19 Dec

2016 in review

What a year! 2016 is set to be one of the safest years in aviation history. There has been a remarkably small number of air accidents this year – a testament to the stringent safety standards now in place not only around EASA countries, but also all around the world. With each year the number of emergency landings only goes down. It can be stated as a purposeful work of aircraft manufacturers and regulatory offices.

In this short review of 2016 BAA Training introduces an overview of EASA regulations and manufacturers’ achievements.

EASA regulations:

  • In February EU and China launched a €10 million aviation cooperation project, which will link technical cooperation with a policy dialogue between the European and Chinese aviation authorities. The EU-China APP will focus on the areas of mutual interests, such as aviation safety and security, air traffic management, airports, environmental protection and others. More about the agreement can be found here.
  • Medical requirements for pilots were strengthened in August after the Germanwings Flight 9525 accident. More about requirements – here.
  • EASA rules addressing non-commercial air operations with aeroplanes and helicopters came into effect in all 32 EASA states. A brand new set of rules became fully applicable, replacing the existing national regulations in the field of air operations. More information here.
  • On 16 September 2016 the Agency published its NPA 2016-09 ‘Requirements for Air Traffic Services’ with the objective to harmonise the provision of these essential air navigation services throughout the Union and, consequently, to maintain a high and uniform level of safety in aviation. More information can be found here.
  • October came with a new study and recommendations regarding unmanned aircraft system geo-limitations and drone-aircraft collision. The recommendations focused on means to prevent a conflict with a potential consequence of a collision between a small unmanned aircraft and a large commercial aeroplane operating into a major aerodrome. More about the study could be found here.
  • In the early November talks about the need to change rules started:  the existing rules need to be modified in order to adapt to the new needs of new technologies. In aviation, even the most innovative idea or product is useless, unless the rules allow its installation or use. What decisions were taken can be found here.
  • In order to provide a more accessible instrument rating for pilots holding non-commercial licences in general aviation EASA proposed “Easier access for general aviation pilots to instrument flight rules flying”. More information can be found here.
  • In December EASA published a proposal to the European Commission on new operational rules to better support pilot mental fitness. The proposals include requirements of pilots’ support programs, psychological assessment and a few others. Detailed information is here.

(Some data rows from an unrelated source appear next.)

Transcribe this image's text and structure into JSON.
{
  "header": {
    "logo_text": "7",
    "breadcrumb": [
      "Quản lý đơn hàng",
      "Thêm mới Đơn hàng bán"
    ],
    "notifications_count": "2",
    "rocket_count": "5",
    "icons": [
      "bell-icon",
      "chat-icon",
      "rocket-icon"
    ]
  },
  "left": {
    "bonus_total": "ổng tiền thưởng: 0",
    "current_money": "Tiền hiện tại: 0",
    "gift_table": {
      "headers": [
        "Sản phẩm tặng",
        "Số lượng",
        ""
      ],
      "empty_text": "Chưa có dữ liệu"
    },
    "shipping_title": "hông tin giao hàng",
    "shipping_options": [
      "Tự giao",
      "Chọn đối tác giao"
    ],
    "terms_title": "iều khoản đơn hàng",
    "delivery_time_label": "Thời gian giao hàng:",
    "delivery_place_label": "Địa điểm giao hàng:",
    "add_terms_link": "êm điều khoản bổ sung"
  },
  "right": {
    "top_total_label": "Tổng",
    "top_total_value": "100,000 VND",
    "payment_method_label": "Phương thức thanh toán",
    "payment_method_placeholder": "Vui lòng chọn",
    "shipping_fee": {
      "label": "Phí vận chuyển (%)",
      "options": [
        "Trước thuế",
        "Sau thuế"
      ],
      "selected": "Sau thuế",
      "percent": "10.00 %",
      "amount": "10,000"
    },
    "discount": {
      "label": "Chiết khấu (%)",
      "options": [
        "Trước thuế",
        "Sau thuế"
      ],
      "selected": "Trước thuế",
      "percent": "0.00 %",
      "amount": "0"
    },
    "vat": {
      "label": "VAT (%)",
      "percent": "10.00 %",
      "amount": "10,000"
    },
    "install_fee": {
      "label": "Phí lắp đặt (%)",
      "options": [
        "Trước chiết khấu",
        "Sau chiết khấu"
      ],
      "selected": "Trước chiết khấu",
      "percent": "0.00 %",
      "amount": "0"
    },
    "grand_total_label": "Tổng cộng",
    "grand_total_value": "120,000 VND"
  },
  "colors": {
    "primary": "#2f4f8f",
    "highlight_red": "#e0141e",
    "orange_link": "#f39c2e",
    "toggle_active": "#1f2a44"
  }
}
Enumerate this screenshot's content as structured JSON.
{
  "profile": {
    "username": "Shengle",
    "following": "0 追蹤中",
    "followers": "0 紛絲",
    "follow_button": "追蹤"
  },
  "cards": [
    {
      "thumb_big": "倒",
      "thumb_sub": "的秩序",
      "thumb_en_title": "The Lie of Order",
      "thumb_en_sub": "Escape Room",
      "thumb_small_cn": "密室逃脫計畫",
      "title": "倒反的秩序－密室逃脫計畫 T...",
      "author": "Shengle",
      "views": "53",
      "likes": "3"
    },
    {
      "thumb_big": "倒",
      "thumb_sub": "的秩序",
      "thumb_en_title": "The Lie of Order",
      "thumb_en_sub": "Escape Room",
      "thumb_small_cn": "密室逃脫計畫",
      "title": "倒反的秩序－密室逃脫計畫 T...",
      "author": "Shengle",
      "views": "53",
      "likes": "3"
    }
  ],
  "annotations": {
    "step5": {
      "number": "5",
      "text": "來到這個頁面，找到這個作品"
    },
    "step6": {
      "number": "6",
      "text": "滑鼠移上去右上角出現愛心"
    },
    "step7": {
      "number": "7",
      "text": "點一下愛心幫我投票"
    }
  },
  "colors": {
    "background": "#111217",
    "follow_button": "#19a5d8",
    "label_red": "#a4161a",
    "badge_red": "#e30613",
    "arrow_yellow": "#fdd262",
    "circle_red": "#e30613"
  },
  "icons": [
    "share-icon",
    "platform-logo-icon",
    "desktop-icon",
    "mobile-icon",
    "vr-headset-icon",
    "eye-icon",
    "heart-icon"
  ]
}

News from manufacturers:

  • On 20 January, the first Airbus A320neo was delivered. The lower fuel consumption results in lower CO2 emissions and gives the A320neo a significantly improved carbon footprint. It is the last step of the A320 Enhanced (A320E) modernisation programme, which was started in 2006.
  • Canadian manufacturer Bombardier delivered the first CS300 to the Latvian airline airBaltic in the middle of November. The new aircraft is much quieter – with a four times smaller noise footprint. Moreover, at the moment, it is the greenest commercial aircraft in the world, as it is the first aircraft to have a transparent declaration of the life-cycle environmental impact, helping to reduce CO2 and NOX emissions by 20% and 50% respectively. So far Bombardier has 237 orders and 1 delivery of CS300 aircraft.
  • The first Airbus A321neo equipped with CFM International LEAP-1A engines completed its maiden flight on February 9th from Hamburg, Germany. The flight lasted five hours and 29 minutes during which tests were performed on the engine speed variation (low/high), systems behaviour and validatation of the aircraft’s flight envelope. The first delivery is planned for the next year.
  • Boeing started the final assembly of the first 787-10 Dreamliner in December 2016. The 787-10 is the third member of the super-efficient, passenger-pleasing 787 Dreamliner family. As a stretch of the 787-9, the 787-10 will retain 95 percent commonality while adding seats and cargo capacity, setting a new benchmark for fuel efficiency and operating economics – 25 percent reduced fuel per seat and emissions compared to the airplanes it is intended to replace. The first 787-10 is expected to fly in 2017 and the first delivery is scheduled for 2018.